▸ **What you need to do**:
Return the number of lines below with "Usage" in them, and nothing else.

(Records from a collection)
⟨

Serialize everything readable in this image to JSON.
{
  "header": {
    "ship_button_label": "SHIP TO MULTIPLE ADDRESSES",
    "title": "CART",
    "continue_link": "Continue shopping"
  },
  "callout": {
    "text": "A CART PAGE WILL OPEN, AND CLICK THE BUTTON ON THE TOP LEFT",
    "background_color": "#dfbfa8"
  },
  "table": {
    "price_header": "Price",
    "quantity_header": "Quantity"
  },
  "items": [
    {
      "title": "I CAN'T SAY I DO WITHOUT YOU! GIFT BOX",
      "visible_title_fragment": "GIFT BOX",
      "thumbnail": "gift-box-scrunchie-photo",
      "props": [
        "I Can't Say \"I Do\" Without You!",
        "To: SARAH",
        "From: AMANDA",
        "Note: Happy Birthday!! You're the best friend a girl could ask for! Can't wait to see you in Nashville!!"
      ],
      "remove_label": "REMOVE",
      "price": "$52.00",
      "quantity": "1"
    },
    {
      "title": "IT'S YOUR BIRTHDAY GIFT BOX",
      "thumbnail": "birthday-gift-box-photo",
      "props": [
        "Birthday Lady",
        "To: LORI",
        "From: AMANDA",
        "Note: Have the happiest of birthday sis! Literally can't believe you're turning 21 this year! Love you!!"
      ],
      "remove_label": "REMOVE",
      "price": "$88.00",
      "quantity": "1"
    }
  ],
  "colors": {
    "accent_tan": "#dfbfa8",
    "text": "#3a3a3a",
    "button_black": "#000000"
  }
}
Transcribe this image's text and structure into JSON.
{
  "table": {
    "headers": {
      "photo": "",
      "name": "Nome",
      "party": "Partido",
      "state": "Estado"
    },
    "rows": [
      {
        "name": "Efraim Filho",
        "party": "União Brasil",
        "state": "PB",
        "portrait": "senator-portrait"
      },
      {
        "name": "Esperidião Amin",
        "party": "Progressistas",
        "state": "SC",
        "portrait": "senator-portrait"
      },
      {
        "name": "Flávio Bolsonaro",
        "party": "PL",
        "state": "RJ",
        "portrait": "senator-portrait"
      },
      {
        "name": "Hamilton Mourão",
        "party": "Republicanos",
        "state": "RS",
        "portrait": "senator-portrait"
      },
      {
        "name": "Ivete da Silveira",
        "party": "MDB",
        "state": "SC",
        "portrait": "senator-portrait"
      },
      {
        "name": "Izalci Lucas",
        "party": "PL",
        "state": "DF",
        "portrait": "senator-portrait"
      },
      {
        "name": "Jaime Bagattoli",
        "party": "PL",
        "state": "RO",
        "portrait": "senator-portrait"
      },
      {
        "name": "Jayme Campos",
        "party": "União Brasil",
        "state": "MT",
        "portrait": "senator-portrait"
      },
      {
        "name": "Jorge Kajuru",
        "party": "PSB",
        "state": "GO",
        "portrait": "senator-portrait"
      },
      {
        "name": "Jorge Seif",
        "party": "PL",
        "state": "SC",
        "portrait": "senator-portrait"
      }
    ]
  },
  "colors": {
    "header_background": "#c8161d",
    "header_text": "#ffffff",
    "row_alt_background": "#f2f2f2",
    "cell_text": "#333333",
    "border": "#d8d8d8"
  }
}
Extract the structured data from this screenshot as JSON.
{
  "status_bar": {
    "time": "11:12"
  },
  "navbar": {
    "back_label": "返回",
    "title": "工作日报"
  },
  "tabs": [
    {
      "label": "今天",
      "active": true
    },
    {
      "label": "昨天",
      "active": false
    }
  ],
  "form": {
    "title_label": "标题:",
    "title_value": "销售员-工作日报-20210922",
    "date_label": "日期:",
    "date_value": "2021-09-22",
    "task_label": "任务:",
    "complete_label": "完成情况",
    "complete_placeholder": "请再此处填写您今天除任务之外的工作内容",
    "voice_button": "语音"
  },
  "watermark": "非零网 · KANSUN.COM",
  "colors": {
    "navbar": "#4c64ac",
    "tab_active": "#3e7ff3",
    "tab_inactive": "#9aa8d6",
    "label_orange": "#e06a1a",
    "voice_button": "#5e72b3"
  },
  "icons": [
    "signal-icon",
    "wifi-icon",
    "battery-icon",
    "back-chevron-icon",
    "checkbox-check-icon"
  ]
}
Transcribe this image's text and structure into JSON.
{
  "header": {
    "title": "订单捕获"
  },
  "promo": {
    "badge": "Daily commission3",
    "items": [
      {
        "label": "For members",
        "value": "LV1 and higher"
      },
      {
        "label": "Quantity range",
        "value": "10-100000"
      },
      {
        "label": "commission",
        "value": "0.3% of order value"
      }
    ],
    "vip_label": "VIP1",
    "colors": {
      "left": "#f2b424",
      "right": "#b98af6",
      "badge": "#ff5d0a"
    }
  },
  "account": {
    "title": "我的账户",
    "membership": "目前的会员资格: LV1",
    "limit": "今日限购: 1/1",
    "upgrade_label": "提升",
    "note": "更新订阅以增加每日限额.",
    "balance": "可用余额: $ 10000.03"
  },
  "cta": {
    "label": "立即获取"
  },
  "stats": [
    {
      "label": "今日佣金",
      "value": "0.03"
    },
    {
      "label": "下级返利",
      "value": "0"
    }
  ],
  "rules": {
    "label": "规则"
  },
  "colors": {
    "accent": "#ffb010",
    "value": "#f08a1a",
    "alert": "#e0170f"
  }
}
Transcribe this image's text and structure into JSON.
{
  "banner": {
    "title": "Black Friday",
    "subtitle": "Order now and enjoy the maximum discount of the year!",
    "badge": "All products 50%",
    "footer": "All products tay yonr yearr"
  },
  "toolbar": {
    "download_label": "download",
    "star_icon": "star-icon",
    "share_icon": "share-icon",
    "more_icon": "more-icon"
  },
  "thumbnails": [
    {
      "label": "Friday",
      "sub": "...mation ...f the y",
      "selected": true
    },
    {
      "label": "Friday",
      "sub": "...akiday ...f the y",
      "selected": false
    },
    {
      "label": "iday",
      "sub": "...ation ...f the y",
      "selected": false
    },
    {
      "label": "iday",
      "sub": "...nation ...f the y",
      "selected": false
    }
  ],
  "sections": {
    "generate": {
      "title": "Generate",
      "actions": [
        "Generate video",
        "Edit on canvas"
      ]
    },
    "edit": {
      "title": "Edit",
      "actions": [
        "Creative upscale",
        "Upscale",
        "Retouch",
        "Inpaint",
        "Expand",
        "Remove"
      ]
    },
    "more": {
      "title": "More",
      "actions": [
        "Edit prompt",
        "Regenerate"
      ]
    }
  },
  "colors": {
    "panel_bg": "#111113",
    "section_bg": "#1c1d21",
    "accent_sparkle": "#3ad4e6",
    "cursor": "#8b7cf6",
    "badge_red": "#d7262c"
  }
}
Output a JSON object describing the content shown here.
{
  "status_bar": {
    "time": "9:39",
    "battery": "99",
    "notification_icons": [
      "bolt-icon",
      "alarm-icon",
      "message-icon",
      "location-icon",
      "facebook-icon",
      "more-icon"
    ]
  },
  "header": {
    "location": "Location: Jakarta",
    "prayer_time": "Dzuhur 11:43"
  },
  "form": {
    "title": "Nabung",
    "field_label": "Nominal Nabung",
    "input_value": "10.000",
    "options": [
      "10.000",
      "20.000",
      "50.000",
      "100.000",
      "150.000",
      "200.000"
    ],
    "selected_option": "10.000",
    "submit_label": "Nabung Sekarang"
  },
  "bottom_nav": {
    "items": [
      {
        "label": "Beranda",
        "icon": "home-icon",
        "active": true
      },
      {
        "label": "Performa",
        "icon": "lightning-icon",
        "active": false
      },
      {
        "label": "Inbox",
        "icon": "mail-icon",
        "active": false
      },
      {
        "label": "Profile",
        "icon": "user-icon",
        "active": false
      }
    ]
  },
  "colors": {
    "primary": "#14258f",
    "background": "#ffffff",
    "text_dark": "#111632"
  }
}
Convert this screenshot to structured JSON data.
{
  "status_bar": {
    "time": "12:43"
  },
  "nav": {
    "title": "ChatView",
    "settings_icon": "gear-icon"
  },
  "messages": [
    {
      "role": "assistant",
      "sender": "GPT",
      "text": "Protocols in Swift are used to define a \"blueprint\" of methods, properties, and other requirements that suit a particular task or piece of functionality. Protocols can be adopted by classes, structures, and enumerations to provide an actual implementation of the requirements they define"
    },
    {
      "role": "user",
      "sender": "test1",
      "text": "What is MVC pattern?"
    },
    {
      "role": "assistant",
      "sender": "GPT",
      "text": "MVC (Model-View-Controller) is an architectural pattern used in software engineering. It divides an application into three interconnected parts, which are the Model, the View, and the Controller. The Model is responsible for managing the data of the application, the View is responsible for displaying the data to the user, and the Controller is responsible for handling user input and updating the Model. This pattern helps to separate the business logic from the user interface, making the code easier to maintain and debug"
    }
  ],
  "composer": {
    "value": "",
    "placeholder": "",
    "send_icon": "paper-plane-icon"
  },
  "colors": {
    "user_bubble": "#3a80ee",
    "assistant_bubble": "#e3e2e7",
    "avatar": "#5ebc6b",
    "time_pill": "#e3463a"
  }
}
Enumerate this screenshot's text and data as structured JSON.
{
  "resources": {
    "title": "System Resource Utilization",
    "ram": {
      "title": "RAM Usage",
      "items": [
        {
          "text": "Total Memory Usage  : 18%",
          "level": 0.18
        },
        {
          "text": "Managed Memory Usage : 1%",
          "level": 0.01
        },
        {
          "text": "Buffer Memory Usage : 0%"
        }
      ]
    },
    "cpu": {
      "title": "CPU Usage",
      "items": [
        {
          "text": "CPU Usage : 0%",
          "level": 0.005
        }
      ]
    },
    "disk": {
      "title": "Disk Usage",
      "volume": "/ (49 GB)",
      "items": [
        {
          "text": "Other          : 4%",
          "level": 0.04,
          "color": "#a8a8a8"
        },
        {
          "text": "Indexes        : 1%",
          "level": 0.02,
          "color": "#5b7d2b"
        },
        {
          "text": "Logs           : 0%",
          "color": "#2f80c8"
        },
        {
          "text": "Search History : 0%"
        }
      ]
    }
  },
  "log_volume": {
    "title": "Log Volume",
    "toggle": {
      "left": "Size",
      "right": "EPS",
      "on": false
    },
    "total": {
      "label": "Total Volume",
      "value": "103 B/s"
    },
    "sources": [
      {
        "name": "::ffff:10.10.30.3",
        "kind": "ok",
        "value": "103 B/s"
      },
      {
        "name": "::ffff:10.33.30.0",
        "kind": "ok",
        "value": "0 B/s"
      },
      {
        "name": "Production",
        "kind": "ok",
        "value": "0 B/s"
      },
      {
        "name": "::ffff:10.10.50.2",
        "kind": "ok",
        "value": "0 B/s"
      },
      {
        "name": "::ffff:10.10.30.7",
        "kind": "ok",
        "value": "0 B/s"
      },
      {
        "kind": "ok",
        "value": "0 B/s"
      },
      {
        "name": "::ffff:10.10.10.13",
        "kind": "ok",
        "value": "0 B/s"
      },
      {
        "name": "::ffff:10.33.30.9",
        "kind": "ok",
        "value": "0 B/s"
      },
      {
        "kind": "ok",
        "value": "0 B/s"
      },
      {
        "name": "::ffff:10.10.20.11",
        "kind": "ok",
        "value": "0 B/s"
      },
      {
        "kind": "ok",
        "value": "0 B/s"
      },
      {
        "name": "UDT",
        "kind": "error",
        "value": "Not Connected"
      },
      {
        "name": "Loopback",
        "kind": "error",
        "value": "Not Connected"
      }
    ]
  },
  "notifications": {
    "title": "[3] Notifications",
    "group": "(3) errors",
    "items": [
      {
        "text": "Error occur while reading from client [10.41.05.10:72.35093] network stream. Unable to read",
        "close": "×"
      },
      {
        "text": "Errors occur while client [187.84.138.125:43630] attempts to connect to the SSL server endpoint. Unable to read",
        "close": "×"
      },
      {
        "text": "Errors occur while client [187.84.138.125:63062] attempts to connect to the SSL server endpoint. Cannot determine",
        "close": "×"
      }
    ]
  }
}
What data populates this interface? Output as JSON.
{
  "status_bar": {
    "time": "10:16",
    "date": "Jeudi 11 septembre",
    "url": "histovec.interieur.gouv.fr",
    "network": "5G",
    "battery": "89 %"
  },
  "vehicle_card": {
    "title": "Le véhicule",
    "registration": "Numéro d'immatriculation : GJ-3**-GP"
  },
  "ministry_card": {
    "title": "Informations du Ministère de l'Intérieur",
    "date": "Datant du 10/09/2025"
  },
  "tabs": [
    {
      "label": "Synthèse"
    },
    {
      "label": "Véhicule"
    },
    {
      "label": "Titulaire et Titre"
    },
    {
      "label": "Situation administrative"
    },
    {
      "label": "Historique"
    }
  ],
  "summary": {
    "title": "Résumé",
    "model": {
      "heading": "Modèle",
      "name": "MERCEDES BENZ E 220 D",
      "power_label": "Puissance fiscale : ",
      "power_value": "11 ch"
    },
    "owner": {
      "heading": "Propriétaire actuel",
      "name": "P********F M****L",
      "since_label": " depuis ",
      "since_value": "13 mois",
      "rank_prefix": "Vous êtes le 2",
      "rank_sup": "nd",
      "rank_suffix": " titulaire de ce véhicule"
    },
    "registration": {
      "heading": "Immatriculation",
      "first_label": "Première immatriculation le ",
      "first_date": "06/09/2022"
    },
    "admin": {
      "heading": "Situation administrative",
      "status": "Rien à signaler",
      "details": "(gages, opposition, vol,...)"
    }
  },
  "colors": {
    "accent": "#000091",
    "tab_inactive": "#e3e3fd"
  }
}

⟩

▸ **Reply**:
7